Information>
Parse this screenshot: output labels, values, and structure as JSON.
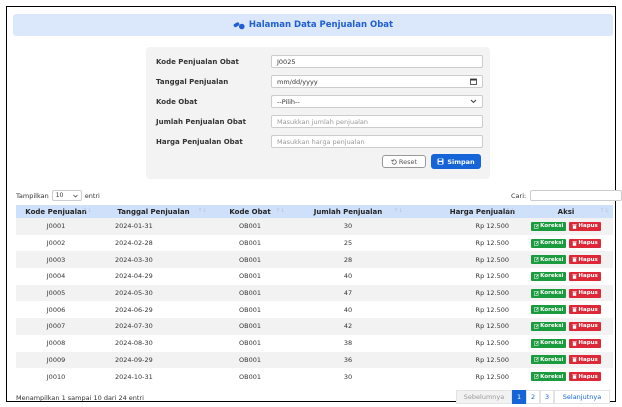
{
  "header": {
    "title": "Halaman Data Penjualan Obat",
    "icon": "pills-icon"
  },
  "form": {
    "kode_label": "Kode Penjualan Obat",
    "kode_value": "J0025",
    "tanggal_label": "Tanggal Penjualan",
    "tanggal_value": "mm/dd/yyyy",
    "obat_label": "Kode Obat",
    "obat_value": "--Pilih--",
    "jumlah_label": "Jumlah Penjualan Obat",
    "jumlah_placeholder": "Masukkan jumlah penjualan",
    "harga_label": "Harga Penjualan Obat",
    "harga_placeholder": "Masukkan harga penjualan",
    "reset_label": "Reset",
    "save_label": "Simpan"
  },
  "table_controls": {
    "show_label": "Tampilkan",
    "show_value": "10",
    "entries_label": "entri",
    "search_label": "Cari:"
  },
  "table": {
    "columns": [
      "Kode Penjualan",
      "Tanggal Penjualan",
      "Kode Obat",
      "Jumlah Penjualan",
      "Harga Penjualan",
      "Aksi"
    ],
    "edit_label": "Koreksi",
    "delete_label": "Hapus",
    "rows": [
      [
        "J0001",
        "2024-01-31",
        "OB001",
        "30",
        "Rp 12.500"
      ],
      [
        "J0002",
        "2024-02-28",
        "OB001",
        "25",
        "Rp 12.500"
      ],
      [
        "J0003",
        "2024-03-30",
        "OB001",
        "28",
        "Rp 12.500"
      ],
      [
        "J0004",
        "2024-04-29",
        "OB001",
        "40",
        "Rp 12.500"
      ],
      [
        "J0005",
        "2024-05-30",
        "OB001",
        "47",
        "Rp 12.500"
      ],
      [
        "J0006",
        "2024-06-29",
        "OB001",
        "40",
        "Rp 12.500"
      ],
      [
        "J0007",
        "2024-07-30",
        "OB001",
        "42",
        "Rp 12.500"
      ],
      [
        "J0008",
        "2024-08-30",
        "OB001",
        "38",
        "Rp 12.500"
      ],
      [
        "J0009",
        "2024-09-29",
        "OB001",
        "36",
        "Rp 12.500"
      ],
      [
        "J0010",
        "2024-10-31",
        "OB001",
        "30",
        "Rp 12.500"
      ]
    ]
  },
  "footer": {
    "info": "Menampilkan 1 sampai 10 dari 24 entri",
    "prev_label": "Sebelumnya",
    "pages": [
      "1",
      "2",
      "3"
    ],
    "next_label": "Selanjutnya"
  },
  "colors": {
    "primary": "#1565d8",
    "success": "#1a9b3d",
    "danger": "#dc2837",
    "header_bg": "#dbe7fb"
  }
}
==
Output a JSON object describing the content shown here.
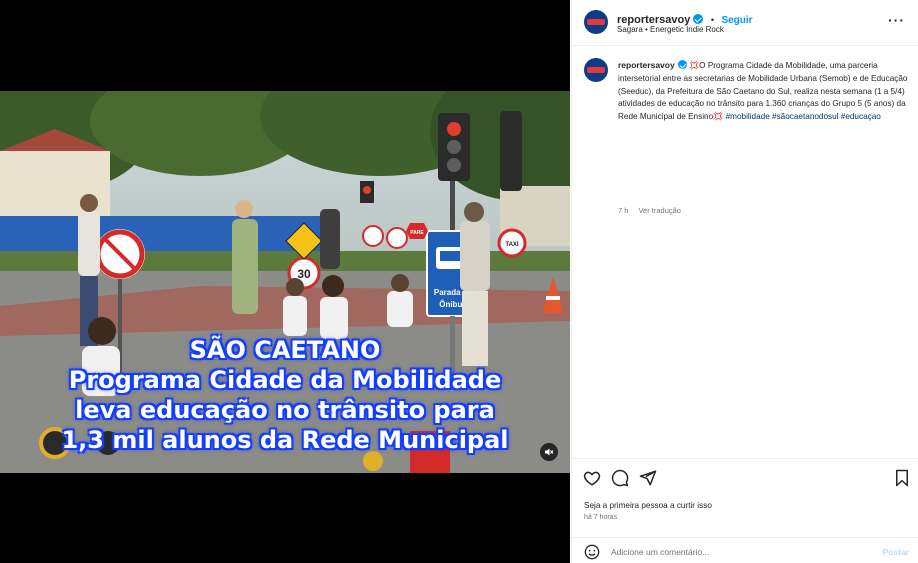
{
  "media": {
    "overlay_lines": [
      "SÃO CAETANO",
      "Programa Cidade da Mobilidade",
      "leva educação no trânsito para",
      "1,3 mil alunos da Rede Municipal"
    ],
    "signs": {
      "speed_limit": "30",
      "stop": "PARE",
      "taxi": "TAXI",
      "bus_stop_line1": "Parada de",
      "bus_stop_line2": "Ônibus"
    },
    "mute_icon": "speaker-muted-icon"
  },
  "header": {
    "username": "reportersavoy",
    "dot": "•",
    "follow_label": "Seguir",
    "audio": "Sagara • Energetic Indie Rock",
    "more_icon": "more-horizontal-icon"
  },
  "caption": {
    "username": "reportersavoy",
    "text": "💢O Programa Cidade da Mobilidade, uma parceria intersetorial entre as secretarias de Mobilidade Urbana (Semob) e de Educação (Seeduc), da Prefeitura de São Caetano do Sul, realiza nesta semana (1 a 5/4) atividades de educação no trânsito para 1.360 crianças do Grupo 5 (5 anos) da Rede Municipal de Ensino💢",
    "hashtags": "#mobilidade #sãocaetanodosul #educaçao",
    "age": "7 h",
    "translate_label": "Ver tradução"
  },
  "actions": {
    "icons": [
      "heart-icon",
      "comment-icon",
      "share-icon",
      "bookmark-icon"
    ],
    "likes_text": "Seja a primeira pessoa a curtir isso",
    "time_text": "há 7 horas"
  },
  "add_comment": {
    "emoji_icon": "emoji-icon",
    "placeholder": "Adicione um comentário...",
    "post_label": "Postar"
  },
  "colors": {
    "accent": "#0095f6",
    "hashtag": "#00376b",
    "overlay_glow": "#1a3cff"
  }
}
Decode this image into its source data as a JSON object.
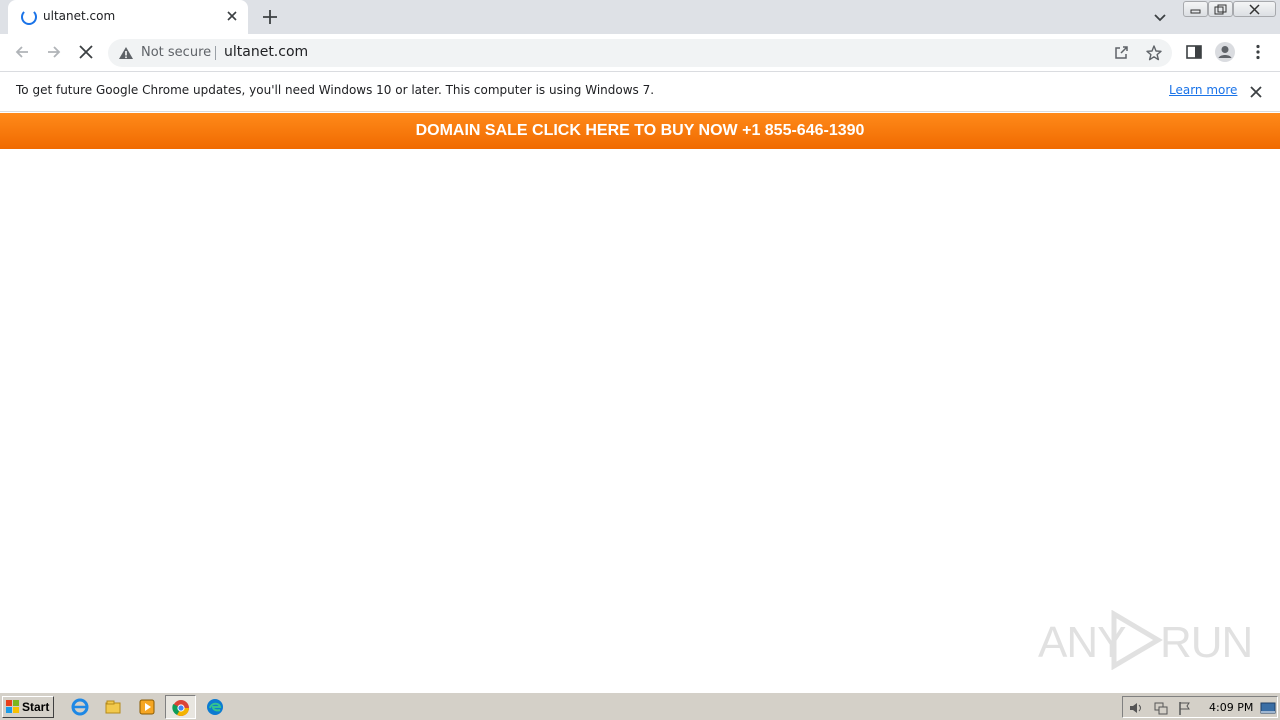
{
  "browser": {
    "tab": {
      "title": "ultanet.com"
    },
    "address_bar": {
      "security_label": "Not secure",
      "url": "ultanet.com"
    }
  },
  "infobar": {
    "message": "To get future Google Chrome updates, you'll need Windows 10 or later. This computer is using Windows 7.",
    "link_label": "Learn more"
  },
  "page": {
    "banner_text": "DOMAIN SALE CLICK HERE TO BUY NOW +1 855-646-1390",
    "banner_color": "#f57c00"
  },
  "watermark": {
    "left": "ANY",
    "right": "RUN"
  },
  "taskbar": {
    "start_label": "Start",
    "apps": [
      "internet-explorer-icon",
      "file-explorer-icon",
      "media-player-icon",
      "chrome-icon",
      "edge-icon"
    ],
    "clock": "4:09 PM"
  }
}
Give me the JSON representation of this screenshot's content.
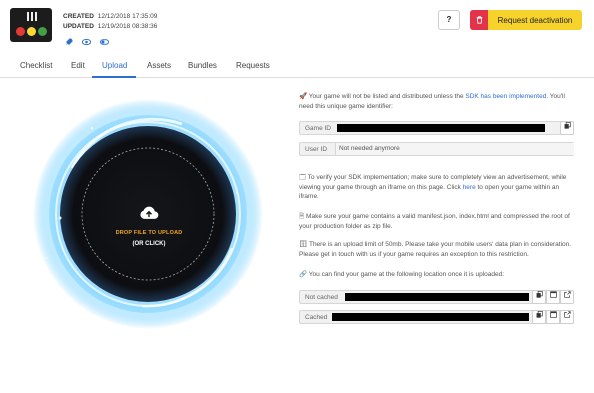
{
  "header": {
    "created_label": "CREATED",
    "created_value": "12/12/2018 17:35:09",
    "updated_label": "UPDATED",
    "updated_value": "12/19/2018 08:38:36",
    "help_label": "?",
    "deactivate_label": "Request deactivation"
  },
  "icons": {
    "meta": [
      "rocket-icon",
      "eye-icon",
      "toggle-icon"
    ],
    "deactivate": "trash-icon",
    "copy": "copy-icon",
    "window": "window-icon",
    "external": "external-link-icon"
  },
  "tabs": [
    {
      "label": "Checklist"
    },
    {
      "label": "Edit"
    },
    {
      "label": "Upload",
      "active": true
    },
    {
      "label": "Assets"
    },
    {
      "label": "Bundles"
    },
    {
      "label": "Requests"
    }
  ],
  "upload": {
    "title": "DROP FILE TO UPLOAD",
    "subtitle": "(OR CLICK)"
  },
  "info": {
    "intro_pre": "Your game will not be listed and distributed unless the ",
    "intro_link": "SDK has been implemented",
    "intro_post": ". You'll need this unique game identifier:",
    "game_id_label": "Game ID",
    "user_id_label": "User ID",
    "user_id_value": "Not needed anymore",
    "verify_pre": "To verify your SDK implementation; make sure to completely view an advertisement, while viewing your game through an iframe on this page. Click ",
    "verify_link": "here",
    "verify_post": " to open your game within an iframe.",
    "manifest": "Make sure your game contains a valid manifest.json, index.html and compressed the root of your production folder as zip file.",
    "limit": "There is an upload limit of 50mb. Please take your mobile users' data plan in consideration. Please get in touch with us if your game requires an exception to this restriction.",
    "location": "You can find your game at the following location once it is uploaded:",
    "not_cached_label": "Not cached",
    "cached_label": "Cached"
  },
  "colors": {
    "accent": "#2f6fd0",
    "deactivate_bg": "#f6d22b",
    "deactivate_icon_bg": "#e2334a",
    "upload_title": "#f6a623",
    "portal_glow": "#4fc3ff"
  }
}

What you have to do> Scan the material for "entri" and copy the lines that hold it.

Output of the task>
    "entries_label": "entri",
    "info": "Menampilkan 1 sampai 10 dari 24 entri",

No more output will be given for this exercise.